That's what's happening when you see judges scribbling madly during a performance. They are keeping track of details of a skater's program, an exercise that serves two purposes. The judge is able to use those notes to compare the first skater with the 24th, and he is able to use them for his defense when he is grilled by the referee after the competition. Some judges make notes without taking their eyes off the skater, using a personal shorthand that resembles hieroglyphics. But others must sneak peeks at their worksheets as they write. Evy Scotvold, who coached Kerrigan and Wylie, among many others, says that when he really wants to depress himself, he watches judges scribbling during a performance, noting how much they miss. "We look too much at details," says one judge. "Counting revolutions on every spin, you cannot see the quality of the entire program."
The ISU is experimenting with instant replay to alleviate the pressure on the judges. That way, if a judge questions whether a spin had the requisite eight revolutions, a punch of a button would allow him another look. Coaches aren't dummies. In the short program they nearly always choreograph the critical combination jump so it's performed in a corner on the side where the judges are sitting. As a result, half of the panel is blocked from having a clear view by the other half.
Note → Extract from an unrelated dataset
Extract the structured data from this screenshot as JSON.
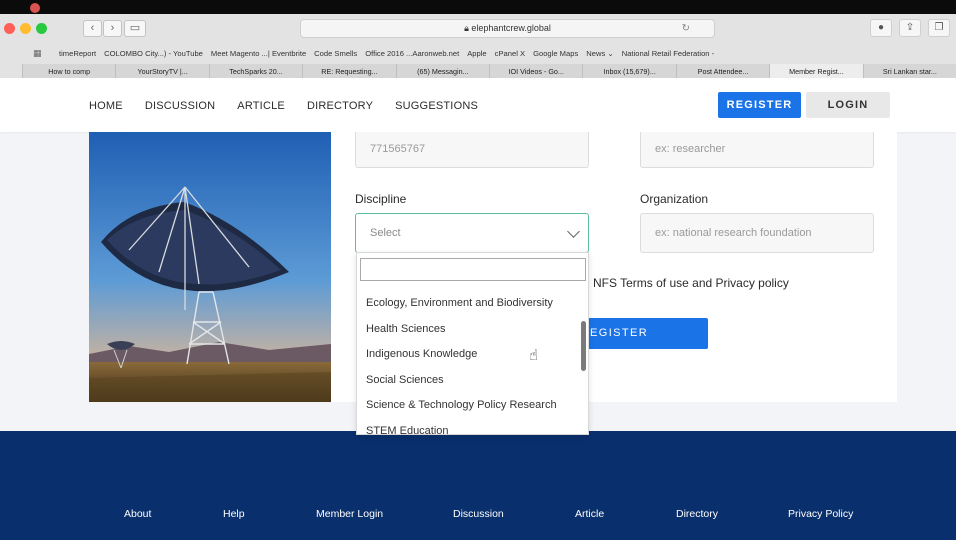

Judges can't deduct what they can't see, so on a questionable landing, the skater gets the benefit of the doubt. Instant replay might help solve this problem, although a competition would inevitably pay a price in delays.
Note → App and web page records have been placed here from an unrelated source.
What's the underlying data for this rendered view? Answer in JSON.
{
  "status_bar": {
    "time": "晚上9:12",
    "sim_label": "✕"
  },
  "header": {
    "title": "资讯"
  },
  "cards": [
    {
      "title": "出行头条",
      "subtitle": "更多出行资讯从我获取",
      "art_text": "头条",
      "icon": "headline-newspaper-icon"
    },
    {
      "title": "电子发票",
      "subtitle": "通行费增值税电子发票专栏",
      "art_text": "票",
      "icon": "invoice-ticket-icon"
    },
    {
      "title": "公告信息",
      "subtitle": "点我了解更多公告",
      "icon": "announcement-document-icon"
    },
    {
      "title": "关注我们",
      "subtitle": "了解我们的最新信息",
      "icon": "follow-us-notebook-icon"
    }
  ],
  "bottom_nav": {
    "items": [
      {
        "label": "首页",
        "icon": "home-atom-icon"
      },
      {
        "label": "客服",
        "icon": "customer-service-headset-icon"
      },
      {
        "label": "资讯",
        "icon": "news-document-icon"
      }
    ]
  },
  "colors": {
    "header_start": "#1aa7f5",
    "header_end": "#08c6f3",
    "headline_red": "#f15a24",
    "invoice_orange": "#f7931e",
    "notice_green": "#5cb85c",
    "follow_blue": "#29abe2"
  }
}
Part of figure skating's allure will always be its subjective nature. This isn't a game of inches, of clear delineation between fair ball or foul. It's a sport based on preferences and tastes. A performance that gives one judge goose bumps might give another the creeps, which is what makes the judging world go around and sends skaters and audiences into a tizzy. "Sometimes you just scratch your head," says Croatia's Sanda Dubravcic, a former skater who is an international judge. "Even if you're an insider."